First off, the play Orestes carries themes of man’s interpretation of divine will and whether violence should have a place in divine will. Batman begins issue #40 with a inner monologue that suggests it doesn’t matter how things shake out, whether he catches the red hood or whether the red hood falls into the vat of chemicals, they will always arrive at this moment in time, the moment where they must battle to the death. The Joker throughout the issue explains that the reason he is always laughing is because whatever Batman does to try and help the city doesn’t matter. In the end it is all meaningless. They don’t have control what path they travel, it will always end up at the same destination. Also, if you didn’t get this theme from the chest plate, just take a look at the cover.
Secondly I think it is Snyder saying, “Don’t worry guys, he will be okay”. The harness is used in the play for Apollo to come down and save everyone when all is lost. It is used for a “deus ex machina”. What is a “deus ex machina”? It is a story telling device used when a writer has seemingly backed himself into a corner and needs to get out. It is the god that swoops in and saves the day when all seems lost. Snyder is reminding us that he has everything under control. It may seem like all is lost, but he has a “deus ex machina” up his sleeve.
It is clear that Bruce knows he has to die in this moment. He knows this battle with the Joker is going to be the final battle for both of them. If Bruce knows he is going to die, then he definitely has a plan to make sure he doesn’t. Why do I think he knows he is going to die? Reread the final fight scene. Batman is extremely sarcastic with Joker, and not sarcastic in a I-found-out-how-you-did-it kind of way. He is sarcastic in an arrogant kind of way. He is begging Joker to say that he forgives Batman for not believing him. Batman is making fun of Joker’s claim to be immortal, basically laughing in the Jokesters face. Batman is toying with Joker in this scene, and that is something I have never seen from him. He is comfortable in this moment, because he knows the outcome and he is not afraid. He concludes the sarcastic scene by saying he is just going to lie with his friend for a while. Some might say that this is Batman admitting that he and the Joker are cut from the same mould. He finally agrees with Joker, that they are meant to be, they are in fact some sort of deranged married couple. Without being disrespectful, I am going to say it doesn’t mean that. Don’t get me wrong, the themes of duality and love are all there. In fact the pool of blood they lie in seems to resemble a heart. However, this is not what Batman’s final words are aimed at. It is the final shot that Batman can take. He has finally done it, he killed the Joker. It may have cost him his own life, but he can finally relax. He did it, he won. He can finally lay there beside the Joker and mock him. The Joker has been telling jokes long enough, it is time for Bruce to take the mic.

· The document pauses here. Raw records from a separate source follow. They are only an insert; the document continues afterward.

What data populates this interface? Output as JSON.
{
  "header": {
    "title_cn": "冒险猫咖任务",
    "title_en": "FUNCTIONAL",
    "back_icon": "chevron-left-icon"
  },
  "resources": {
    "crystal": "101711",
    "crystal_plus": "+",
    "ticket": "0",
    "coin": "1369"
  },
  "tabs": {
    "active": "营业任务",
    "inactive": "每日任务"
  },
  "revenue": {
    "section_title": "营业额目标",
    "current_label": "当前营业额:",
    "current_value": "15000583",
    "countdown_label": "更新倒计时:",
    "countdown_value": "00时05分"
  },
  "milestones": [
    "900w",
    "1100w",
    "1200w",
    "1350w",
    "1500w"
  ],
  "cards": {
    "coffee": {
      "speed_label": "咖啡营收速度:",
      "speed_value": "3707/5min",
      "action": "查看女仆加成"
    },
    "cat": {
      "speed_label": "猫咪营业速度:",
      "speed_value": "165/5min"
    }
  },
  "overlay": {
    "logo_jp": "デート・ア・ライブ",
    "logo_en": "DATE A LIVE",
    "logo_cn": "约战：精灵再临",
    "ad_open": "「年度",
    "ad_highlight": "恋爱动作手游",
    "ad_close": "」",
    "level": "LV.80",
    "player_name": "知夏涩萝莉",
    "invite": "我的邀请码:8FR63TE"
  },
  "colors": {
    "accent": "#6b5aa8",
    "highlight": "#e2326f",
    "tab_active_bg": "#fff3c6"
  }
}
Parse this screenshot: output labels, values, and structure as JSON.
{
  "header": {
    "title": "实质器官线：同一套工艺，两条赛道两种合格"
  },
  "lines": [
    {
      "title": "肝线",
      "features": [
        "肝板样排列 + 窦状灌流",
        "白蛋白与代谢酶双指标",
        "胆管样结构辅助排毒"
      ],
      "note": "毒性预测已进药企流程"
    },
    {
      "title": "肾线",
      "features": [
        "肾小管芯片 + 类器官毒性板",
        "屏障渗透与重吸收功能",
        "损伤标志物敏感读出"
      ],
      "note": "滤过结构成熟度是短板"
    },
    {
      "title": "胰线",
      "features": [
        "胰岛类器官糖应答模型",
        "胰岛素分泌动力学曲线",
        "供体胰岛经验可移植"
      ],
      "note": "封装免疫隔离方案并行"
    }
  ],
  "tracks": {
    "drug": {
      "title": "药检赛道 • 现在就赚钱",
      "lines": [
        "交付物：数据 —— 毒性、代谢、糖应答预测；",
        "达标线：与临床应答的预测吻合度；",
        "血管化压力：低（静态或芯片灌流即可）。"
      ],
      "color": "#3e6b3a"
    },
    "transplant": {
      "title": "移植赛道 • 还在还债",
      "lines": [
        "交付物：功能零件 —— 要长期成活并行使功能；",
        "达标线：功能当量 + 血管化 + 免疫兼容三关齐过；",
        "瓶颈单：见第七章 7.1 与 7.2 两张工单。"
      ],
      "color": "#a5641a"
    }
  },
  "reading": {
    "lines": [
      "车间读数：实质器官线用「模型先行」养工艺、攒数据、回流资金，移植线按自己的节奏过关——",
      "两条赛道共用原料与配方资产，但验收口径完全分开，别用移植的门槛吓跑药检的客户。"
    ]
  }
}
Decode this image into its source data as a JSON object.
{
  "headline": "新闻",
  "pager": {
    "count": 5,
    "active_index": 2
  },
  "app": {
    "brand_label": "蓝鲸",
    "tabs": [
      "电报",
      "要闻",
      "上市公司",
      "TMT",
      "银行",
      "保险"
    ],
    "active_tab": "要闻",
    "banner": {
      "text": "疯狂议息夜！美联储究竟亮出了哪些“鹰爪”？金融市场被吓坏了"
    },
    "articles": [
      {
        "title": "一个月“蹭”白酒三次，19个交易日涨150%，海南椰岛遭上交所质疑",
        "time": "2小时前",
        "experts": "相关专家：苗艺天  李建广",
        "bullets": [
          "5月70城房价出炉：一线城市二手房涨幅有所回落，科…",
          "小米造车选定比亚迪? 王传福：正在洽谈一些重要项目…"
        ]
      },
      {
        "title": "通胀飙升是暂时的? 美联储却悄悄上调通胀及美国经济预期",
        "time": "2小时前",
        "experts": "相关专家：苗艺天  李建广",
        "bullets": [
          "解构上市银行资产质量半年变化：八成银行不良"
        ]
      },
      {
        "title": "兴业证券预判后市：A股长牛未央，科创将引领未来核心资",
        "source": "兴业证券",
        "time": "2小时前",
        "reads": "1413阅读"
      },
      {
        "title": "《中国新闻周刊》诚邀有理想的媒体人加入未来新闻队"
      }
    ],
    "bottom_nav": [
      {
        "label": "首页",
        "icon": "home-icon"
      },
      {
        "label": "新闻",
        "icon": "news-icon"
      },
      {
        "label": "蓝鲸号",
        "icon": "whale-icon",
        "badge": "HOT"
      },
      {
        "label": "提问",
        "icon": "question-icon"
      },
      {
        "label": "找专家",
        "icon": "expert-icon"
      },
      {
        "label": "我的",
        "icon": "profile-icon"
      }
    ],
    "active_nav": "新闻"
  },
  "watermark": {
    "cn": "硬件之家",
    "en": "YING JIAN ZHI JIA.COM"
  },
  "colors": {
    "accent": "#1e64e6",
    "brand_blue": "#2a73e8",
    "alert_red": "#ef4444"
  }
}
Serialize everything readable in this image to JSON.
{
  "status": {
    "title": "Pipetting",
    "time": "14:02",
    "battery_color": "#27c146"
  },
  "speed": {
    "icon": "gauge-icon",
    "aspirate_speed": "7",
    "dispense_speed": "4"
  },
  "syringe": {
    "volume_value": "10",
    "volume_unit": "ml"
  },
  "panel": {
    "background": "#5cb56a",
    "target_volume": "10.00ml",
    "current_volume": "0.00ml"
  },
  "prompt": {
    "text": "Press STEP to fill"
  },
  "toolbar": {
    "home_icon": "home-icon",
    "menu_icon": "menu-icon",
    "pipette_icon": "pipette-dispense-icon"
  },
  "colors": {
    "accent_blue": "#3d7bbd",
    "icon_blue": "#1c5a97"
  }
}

Last thing I am going to touch on is the note that Bruce leaves. This of course is the note that Joker always leaves Bruce. He always thinks he has the Joker dead and gone, until he receives those horrifying two letters, “HA”. Bruce knows he is going into the final battle and he knows he is going to win. We all had the thought for a split second, maybe the Joker was dead at the end of Death of the Family, that is until we read his message. Well, let this be another message to all of you. Bruce is getting the last laugh here. He had a plan, and he is probably sipping down Mai Tai’s on a beach right now while everyone sheds a tear.
The story of Batman is a tragedy, as Alfred has said. However, this blogger is convinced that Snyder has promised a happy ending.
“Don’t cry. Be brave. It’s all an adventure.” – The Wake